Connecticut Department of Children and Families

A Child Welfare Response to Domestic Minor Sex Trafficking

Discussing: (1) Prevalence of human trafficking, and child sex trafficking, in the U.S.; (2) Current identification/response efforts/initiatives; (3) Awareness/education; (4) Resources.

U.S. Department of Health and Human Services, Administration for Children and Families, Office of Refugee Resettlement

About Human Trafficking, prepared for Office of the Assistant Secretary for Planning and Evaluation (ASPE)

Discusses: (1) Overview of Human Trafficking Issue; (2) Victim Identification and Public Awareness; (3) Assistance for Victims of Human Trafficking; (4) Certification and Eligibility Letters; (5) Trafficking Victim Assistance Program; (6) National Human Trafficking Resource Center.

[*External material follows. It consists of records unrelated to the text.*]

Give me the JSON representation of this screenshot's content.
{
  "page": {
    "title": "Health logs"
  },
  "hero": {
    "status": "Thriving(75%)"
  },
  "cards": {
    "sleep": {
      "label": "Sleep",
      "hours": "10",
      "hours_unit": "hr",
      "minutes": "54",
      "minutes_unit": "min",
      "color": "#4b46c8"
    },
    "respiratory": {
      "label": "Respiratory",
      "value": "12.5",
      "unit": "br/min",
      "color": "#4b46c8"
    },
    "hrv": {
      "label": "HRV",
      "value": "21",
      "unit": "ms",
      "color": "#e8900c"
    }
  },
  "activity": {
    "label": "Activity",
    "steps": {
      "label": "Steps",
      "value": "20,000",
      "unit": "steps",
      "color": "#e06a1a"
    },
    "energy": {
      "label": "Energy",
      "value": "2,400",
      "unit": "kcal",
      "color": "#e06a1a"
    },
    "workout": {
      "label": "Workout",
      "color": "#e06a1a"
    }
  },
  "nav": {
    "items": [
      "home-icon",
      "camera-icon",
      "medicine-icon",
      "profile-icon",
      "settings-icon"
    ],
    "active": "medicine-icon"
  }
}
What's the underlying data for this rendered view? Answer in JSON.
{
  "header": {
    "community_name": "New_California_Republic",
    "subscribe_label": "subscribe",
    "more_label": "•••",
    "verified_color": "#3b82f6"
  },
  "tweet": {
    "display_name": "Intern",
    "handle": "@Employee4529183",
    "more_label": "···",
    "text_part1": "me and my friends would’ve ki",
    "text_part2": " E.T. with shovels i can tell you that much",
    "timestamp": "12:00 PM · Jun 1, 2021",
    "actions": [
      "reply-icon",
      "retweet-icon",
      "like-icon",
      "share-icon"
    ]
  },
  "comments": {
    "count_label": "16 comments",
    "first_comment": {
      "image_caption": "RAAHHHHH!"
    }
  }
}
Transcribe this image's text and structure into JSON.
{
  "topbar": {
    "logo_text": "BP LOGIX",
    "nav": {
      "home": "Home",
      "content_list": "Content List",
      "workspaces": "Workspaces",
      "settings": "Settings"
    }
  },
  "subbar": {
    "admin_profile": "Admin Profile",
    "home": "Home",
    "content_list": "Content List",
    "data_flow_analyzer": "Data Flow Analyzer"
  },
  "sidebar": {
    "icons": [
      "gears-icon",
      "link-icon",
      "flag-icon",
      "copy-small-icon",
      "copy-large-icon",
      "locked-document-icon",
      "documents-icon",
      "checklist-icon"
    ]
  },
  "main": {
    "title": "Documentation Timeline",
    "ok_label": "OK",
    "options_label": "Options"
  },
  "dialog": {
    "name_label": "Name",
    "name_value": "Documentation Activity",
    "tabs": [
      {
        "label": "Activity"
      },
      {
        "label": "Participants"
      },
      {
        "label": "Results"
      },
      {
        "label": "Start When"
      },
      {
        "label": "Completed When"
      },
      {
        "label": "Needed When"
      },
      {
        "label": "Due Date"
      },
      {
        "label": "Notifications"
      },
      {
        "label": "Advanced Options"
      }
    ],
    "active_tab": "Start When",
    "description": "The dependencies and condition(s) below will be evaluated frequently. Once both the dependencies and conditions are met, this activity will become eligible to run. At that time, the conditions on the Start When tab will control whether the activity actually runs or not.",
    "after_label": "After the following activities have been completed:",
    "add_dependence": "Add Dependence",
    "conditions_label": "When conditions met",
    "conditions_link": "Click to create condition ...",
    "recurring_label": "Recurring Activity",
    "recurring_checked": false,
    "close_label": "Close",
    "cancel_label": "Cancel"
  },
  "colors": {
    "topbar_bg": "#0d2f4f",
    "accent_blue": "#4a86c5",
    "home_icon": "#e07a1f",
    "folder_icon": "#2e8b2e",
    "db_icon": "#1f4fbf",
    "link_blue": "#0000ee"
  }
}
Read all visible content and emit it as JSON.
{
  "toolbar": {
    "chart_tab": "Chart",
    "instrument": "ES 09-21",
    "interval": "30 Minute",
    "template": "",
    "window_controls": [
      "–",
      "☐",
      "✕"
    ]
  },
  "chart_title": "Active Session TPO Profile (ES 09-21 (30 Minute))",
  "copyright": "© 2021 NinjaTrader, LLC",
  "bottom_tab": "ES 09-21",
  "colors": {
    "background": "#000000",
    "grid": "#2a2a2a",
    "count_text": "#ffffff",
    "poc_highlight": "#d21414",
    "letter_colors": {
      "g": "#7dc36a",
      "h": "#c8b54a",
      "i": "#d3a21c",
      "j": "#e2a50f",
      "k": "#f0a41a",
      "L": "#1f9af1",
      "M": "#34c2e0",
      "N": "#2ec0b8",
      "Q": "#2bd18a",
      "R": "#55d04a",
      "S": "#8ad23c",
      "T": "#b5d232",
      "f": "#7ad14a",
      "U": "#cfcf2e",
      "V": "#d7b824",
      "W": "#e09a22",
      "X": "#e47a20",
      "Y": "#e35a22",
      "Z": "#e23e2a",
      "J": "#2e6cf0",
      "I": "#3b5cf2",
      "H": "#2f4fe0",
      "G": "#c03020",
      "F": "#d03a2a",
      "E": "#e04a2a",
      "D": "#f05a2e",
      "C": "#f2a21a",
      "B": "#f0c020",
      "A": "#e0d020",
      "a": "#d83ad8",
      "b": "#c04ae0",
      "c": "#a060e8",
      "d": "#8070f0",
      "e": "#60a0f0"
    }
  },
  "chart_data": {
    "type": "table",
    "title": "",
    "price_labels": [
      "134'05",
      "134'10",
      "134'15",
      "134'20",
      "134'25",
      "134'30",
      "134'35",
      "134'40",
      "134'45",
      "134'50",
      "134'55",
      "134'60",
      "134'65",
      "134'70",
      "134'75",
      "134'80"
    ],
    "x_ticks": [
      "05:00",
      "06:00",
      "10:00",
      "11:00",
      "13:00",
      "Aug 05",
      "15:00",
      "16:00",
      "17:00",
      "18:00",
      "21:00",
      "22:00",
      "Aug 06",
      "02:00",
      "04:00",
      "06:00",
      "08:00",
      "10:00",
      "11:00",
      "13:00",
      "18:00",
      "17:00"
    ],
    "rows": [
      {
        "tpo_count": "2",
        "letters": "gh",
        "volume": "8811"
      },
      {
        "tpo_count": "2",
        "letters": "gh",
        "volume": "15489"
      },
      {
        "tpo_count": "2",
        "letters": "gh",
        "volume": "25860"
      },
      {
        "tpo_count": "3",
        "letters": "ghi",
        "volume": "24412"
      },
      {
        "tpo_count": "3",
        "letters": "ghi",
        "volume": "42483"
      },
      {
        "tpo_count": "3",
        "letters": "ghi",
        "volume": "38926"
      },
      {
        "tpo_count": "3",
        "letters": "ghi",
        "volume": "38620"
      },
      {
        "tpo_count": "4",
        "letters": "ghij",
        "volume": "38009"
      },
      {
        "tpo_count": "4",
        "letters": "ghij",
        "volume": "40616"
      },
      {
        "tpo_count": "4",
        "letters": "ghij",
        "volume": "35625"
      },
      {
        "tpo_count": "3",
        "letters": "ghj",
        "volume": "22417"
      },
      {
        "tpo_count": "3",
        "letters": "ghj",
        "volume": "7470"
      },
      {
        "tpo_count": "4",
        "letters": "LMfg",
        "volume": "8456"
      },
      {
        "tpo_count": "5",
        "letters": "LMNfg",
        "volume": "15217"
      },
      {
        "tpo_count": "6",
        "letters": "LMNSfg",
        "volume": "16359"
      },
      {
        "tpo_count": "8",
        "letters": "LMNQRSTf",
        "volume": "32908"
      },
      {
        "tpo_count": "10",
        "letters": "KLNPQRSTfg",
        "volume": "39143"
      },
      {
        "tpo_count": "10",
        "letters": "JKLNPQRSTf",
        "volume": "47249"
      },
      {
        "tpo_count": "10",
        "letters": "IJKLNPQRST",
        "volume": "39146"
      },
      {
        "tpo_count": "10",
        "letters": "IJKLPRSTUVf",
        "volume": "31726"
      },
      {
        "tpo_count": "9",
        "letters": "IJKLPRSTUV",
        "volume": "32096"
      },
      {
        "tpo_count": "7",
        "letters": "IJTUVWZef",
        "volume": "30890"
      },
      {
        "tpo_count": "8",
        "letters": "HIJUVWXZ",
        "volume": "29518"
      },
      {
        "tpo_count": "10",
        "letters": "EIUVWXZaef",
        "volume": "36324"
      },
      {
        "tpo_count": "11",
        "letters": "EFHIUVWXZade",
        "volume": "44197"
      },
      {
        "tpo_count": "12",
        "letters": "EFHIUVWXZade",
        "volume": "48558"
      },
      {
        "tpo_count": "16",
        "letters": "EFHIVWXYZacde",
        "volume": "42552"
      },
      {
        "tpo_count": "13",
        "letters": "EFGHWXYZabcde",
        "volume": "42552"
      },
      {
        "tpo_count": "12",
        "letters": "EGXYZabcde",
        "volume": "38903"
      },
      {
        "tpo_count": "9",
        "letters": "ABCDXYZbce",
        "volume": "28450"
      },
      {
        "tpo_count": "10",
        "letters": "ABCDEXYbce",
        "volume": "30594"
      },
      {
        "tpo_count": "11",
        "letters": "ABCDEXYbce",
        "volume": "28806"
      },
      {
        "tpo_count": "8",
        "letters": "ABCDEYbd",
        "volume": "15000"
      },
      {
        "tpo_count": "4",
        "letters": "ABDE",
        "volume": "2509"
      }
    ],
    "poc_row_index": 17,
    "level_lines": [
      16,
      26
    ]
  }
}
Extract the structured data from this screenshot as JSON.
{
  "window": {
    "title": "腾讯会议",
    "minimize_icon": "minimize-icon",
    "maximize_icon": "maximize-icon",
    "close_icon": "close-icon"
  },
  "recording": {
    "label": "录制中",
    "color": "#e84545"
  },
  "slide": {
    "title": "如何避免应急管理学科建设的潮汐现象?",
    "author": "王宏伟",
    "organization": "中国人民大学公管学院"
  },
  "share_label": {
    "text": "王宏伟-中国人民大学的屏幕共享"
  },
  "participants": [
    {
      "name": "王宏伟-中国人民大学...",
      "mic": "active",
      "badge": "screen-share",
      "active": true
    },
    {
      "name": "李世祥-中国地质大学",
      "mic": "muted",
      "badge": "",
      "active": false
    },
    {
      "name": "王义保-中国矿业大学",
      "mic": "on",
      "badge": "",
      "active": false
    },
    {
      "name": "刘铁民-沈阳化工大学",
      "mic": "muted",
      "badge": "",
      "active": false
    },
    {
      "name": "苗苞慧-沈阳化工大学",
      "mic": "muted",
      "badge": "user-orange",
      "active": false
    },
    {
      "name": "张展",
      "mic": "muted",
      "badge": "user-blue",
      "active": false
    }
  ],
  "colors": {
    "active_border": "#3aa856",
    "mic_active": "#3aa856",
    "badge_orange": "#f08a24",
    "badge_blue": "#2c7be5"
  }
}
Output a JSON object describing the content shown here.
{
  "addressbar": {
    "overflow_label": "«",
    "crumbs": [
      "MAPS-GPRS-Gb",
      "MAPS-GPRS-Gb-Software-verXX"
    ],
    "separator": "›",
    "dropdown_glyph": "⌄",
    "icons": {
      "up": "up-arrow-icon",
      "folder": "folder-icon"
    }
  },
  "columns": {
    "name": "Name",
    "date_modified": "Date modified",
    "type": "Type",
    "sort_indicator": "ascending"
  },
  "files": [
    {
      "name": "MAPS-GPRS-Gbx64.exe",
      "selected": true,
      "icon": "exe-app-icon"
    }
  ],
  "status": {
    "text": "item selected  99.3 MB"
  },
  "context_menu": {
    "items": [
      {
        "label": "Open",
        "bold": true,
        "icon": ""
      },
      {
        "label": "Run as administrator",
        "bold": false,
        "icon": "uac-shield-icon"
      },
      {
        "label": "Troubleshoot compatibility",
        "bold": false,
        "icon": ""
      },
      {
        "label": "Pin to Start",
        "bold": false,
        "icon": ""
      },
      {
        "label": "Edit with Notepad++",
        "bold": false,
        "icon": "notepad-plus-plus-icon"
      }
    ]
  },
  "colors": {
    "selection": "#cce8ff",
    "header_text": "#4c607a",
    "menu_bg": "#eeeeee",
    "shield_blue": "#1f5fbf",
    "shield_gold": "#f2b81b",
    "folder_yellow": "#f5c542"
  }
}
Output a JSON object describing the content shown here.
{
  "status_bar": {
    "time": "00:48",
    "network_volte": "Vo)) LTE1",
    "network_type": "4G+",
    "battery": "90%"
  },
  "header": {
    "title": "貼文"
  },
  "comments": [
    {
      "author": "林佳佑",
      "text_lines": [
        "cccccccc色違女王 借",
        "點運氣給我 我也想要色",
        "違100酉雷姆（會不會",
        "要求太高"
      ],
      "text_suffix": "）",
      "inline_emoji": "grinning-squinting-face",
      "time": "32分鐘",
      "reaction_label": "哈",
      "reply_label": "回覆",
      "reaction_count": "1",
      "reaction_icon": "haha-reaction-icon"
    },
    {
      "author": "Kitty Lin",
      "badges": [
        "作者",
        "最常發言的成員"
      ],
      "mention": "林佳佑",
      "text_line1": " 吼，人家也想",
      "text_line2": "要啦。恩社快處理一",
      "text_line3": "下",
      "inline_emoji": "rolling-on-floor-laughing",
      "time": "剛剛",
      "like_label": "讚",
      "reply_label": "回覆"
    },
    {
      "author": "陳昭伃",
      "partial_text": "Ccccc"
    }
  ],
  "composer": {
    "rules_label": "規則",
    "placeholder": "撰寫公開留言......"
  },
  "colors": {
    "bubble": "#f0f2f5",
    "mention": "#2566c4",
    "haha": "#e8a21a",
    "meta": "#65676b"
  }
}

U.S. Department of Health and Human Services (HHS)

Addressing the Needs of Victims of Human Trafficking: Challenges, Barriers, and Promising Practices, prepared for Office of the Assistant Secretary for Planning and Evaluation (ASPE)

H. Clawson, N. Dutch — August 2008

This Issue Brief focuses on the needs of victims of human trafficking and the services available to meet those needs; discusses challenges and barriers to providing services to victims, international and domestic, adults and minors; and highlights innovative solutions to these challenges and promising practices to overcome barriers. Throughout the brief, distinctions are made, where appropriate, between international adult victims, international minor victims, and domestic minor victims. Issues discussed include: (1) Understanding the Needs of Victims of Human Trafficking; (2) Differences in Needs; (3) Available Services; (4) Challenges and Barriers to Meeting the Needs of Victims (Lack of Knowledge and Understanding, Availability of Services, Appropriations, Access to Services, Length of Services, Lack of Coordination of Services); (5) Innovations and Promising Practices to Serving Victims (Collaboration, Consistent Case Managers, Mobile Services, Use of Pro Bono Services, Volunteer Programs). Additional Relevant Link:

U.S. Conference of Catholic Bishops: Anti-Trafficking Program (U.S.), Georgetown University, Institute for the Study of International Migration

After Rescue Research Project

“In partnership with Georgetown University, Institute for the Study of International Migration (ISIM), [U.S. Conference of Catholic Bishops’ Anti-Trafficking Program] received funding from the Department of Justice to conduct a 24-month research project to present a profile of survivors of human trafficking and to evaluate the effectiveness of interventions to stabilize, rehabilitate, and integrate them into the wider American society… . The objective of the project is to better our understanding of the characteristics of trafficked victims and the efficacy of different intervention strategies in stabilizing their well-being.”

ATEST: Alliance To End Slavery & Trafficking (A Project of Humanity United)

ATEST Guide To Anti-Slavery Funding Appropriations Briefing Book


“The U.S. Congress has the power to help end human trafficking. This briefing book provides concrete recommendations from ATEST to Congress on how to leverage federal funding for law enforcement to apprehend and prosecute traffickers, while providing much needed services for victims to rebuild their lives.”

Wisconsin Department of Justice

Baseline Assessment of Human Trafficking in the State of Wisconsin (2013)

September 6, 2013

Key Findings: (1) Most trafficking cases reported occur in areas of the state that are highly populated and have a significant tourist or visitor population; (2) Early intervention is critical; t (3) There is a lack of adequate services for victims throughout the state; the most notable services needed are adequate housing, healthcare, and advocacy; (4) Training is needed by law enforcement and other professionals; (5) Lack of standardized definitions of, and reporting on, trafficking make it difficult to collect accurate figures on this crime.